-- STUDY MATERIAL follows --
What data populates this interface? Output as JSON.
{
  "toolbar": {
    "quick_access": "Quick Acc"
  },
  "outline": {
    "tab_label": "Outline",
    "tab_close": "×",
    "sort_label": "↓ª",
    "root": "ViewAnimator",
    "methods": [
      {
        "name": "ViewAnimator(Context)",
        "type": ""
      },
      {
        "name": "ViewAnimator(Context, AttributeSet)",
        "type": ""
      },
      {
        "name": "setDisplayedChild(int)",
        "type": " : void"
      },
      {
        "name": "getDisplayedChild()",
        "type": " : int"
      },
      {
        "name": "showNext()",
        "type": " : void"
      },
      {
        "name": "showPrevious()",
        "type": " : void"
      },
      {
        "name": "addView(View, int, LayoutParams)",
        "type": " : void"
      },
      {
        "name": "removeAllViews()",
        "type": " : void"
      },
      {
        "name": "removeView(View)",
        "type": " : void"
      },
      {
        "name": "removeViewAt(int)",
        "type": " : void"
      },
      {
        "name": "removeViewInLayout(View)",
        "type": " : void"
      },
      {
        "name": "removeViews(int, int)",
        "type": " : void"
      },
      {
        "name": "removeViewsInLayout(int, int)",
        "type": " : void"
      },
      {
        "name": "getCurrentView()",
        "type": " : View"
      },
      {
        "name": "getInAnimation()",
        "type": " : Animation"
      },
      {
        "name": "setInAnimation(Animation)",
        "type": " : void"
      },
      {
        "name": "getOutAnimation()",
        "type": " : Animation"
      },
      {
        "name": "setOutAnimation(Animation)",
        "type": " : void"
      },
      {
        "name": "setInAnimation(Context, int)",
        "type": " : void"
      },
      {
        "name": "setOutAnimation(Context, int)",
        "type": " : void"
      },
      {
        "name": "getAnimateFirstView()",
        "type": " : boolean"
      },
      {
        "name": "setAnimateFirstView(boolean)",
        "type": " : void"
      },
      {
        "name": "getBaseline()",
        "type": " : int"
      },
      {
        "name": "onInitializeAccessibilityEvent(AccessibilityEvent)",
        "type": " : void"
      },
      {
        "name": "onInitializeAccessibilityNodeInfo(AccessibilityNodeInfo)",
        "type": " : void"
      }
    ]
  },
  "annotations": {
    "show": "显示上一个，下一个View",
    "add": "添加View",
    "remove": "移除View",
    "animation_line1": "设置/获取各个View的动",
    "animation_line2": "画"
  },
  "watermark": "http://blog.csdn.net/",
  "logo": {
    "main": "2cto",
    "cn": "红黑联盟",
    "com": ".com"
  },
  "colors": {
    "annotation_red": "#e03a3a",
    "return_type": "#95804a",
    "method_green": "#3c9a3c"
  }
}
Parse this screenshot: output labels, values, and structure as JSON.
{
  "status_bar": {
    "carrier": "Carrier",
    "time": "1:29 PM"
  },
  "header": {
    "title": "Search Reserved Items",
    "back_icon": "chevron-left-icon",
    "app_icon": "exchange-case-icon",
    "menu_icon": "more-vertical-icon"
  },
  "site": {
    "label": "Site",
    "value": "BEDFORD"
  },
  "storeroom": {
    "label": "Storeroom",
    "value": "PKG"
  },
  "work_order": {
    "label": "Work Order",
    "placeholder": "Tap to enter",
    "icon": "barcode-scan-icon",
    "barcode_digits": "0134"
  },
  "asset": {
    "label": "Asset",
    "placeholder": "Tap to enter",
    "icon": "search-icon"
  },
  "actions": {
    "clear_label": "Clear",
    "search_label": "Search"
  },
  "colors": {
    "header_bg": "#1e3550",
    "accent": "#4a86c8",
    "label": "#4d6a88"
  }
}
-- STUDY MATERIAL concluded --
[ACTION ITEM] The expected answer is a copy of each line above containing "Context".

[EXERCISE RESULT]
        "name": "ViewAnimator(Context)",
        "name": "ViewAnimator(Context, AttributeSet)",
        "name": "setInAnimation(Context, int)",
        "name": "setOutAnimation(Context, int)",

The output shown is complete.